South Asian Journal of Management (SAJM) is a refereed international journal that publishes management and administration related research papers, especially those with a South Asian/SAARC regional context. The journal was started in the year 1993 by the Association of Management Development Institutions in South Asia (AMDISA) with a view to providing a forum for management researchers in the geo-political region of SAARC (South Asian Association for Regional Cooperation) to publish their high quality research output. In order to ensure the quality of papers published in the journal, we have been following the ‘double-blind peer-refereeing process’ for accepting the papers for publication. (The Review Format is available at this link, which could be checked by potential authors so that they are clear about the standards expected by SAJM).

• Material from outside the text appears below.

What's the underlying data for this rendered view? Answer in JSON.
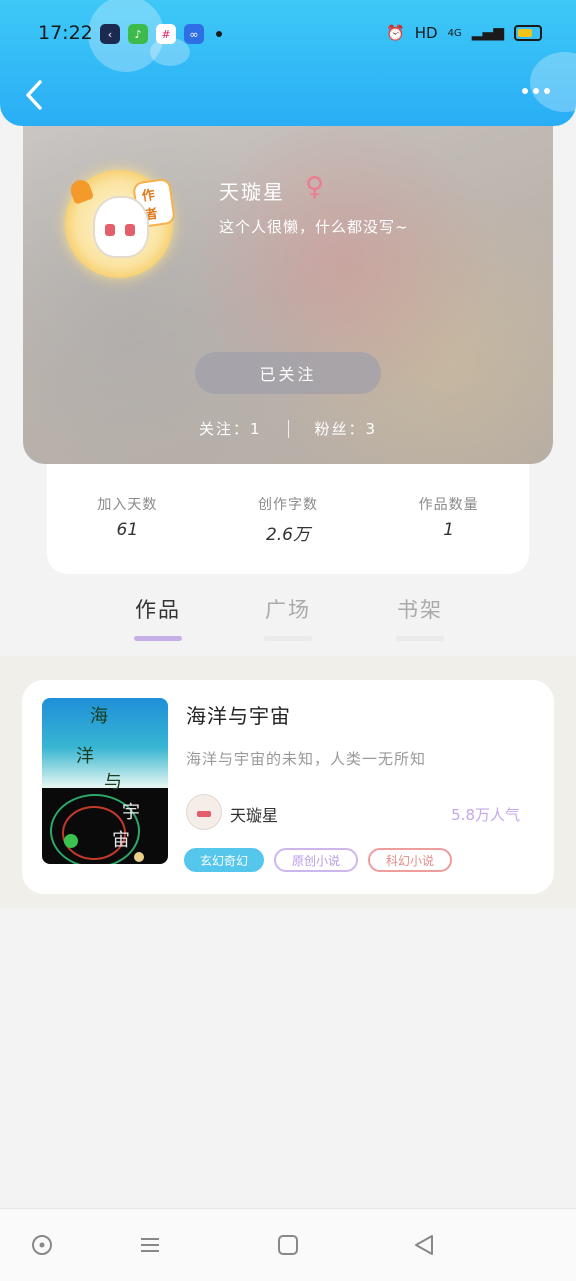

While the focus on the SAARC region was a much-needed initiative in the early years for helping researchers in the region to publish even their ‘contextualized’ research output, the quality standards built up by the journal over the years have helped it to transcend the regional boundaries and thereby become truly international. It is now getting several good-quality papers from countries outside the SAARC region, such as Australia, Malaysia, China, Taiwan, Canada, the USA and the UK. The journal is being indexed in two leading data-bases (ProQuest from December 2004 and EBSCO from September 2006), which has also significantly enhanced its international visibility.
SAJM publishes only original contributions, which may belong to any of the following four categories: (1) Empirical papers that test logically sound theoretical propositions by the rigorous analysis of primary and/or secondary data; (2) Conceptual papers that expand the theoretical frontiers of the field by developing new and interesting theoretical propositions and paradigms (which can be empirically tested by other researchers subsequently) based on a comprehensive and rigorous review and integration of the existing literature in the field; (3) Research notes, which are relatively short papers that test simple hypotheses, develops exploratory hypotheses, and/or explains the use of newer research methods and techniques of data-analysis in management research; (4) Comprehensive case-studies that focus on specific problems, processes, strategies, structures, etc. being experienced/implemented by real organizations, which should bring out interesting insights about different styles of managing organizations, especially through the ‘Teaching Notes’ supplied with the case-studies where appropriate. More details on these four types of typescripts are available in the highlighted links.
As the journal is gradually growing in its image and reputation, we experience two major problems on account of the large number of submissions received. We do admit that there are delays in the refereeing process, which is legitimately causing some concern for our esteemed authors, some of whom have been patronizing this journal right from its inception. We hope to tide over this problem with our on-going efforts to significantly increase the number of reviewers. The second problem (which is obviously a matter of pride for any journal) is that we are able to accept only a small proportion of the papers submitted to us. Our rejection rate now is as high as 90%! We request our authors to kindly bear with us on both these issues and continue to support and patronize SAJM.
Mathew J Manimala